year of birth: 1971
Q1: When did you start making art?
I draw from early childhood. Drawing is an activity that has been with me throughout my life and has turned (in a way) into an extension of myself.
Q2: What does inspire you?
I have a soft spot for complex and transcendent topics, those that endow our vision of the world and allow us to make sense out of it and wholly live in it.
I lack the interest for mainstream culture (zombies, videogames, cheesy fantasy and sci-fi, etc.) insomuch as, from my standpoint, they bolster a very flat and narrow world view; apart from subordinating both, crafter and reader, to feigned guidelines dictated by the dominant culture.
Whenever I draw such stuff as heroes and other cliches is because I am requested to by a client, but even in such cases I have tried to address them from an original point of view and, as far as possible, critical.
Q3: What are your techniques?
I have been computer-coloring over pencil and ink drawings for 15 years and producing everything, from strokes to colors, digitally for 7 years.
My tool for the trade is Photoshop combined, at times, with ArtRage a software I think has been widely undervalued by the illustration community.
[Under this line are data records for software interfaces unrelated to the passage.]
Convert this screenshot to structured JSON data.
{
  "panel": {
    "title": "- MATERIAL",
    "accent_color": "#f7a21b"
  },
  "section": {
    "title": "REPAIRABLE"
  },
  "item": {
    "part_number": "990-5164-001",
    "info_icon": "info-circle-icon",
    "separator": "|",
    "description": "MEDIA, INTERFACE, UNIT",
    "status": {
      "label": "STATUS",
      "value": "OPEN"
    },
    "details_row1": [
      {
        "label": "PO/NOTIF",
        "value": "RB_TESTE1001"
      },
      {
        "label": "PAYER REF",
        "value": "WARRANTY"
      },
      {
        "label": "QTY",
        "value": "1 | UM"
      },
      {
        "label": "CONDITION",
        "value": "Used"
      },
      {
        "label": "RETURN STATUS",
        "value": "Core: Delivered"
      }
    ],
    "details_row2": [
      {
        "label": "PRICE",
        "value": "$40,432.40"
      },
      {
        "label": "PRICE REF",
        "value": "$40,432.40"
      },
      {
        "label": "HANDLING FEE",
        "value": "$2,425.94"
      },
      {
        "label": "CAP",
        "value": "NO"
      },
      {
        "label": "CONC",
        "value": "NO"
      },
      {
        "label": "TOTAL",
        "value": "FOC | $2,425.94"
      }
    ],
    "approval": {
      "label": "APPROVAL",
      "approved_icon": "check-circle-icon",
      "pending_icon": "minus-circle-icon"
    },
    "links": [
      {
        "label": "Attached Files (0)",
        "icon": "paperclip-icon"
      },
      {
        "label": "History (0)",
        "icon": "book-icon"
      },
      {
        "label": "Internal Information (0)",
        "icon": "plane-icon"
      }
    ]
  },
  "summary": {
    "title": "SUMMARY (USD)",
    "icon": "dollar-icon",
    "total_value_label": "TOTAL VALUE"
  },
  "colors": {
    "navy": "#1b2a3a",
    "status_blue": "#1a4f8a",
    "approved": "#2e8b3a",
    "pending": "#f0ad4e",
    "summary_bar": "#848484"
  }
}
My working process is very intuitive and spontaneous and I take advantage of whatever I have at hand as I am creating something: pictures, drawings, 3D objects, filters, textures, brushes, actions, etc.
Q4: What is the main idea or feeling behind your works?
Beyond any specific idea, I am really interested in approaching reality, leaving a visual testament of my inner world and the way I construe the reality I was born into.
Q5: What is the main color of your art and why?
I use color without previous reasoning and depending largely on the topic. I tend to imagine the atmosphere or the emotional undertone lying on each illustration first then I start mingling with the color palette until I am satisfied.
Oddly enough, I have noticed that during certain periods of my life I have preferred one color or another. When I was younger I used blue a lot but lately I have felt more comfortable using red or muddy tones.
Q6: What would you improve about your work and why?
Despite no longer being a young person, I consider to be in full training as a draftsman; I am very aware of my technical shortcomings and try to correct them with each new opportunity (I am lousy with perspective, for instance, but that is way beyond me), but what I think matters the most is finding a good balance between content and technique.
The proverb “healthy mind, healthy body” applies for art as well; a good “drawing performance” only fully complies with its function if it conveys a deep or meaningful message.
Q7: Do you have any project for the future?
Alongside my work as an illustrator I’m trying to create an independent publishing house called “Mono Barroco” (Barroque Ape). In november 2013 we published a couple of books of my authorship and this year I am planning to edit a compilation of my illustration work and then another one devoted solely to Buba, my most popular character (at least in Mexico). At this time, the books intended to be published under the brand “Mono Barroco” is what matters the most for me.
Q8: Describe yourself with 3 words capturing the essence of BubaChop.
Life, love and death.
Q9: Show us (link) your very first work. Describe it from techniques till feelings.
These HERE are two excerpts of my first digitally-colored strokes (I make a sharp distinction between my work before and after the use of the computer).
The lack of skill with the computer is apparent, mistakes in light rendering and shadow casting, lack of color criteria and the use of color itself. If there is something worth taking out of it, that is the drawing itself.
Q10: What did change from your first work till now?
I think there have been many technical improvements and I have gotten greater ease in implementation, but I think the most important was the change in the way I conceive work.
I’ve learned that illustration is an extension of your inner self, so that the subjects, colors, shapes and each element that makes up your graphic universe is sustained in a personal, unique and unrepeatable sensitivity. Getting better as a human being is getting richer as a creator.
Q11: What is art for you? Escaping from reality or the essence of life?
Undoubtedly, art (and any human creation, by extension) are a summit of life itself. As I said, if art does not help us understand, transform and recreate the world, then it is completely meaningless. Art is not a placebo but a poison applied in measured doses.